**Task statement:** Scan the material below for every line with the string "handle", and copy those lines.

**Records provided:**

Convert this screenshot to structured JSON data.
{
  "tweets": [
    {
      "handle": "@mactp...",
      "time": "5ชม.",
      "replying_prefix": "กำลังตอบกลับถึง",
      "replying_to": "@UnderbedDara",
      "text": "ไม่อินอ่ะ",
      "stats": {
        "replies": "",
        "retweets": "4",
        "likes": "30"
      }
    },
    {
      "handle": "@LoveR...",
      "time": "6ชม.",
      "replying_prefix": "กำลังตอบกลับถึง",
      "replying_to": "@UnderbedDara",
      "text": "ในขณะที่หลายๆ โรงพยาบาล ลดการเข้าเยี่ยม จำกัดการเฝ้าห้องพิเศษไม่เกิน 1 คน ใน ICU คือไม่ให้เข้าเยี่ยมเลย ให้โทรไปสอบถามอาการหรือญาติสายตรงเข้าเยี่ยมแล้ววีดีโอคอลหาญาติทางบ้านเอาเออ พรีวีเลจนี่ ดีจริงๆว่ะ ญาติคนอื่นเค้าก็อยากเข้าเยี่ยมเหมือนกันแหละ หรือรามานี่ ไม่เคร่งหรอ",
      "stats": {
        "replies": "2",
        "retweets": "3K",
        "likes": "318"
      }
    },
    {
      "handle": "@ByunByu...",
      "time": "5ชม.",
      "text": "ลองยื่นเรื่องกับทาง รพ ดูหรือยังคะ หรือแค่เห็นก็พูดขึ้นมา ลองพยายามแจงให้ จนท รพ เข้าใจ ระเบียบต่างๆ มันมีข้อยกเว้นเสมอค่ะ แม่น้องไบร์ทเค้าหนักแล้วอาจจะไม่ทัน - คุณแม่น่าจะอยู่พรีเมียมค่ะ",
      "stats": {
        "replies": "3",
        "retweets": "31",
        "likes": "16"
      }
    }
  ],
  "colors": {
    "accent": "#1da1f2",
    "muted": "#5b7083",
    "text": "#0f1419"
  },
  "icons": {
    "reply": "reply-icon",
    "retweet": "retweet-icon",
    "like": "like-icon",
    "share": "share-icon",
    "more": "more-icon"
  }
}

**Answer area:**
      "handle": "@mactp...",
      "handle": "@LoveR...",
      "handle": "@ByunByu...",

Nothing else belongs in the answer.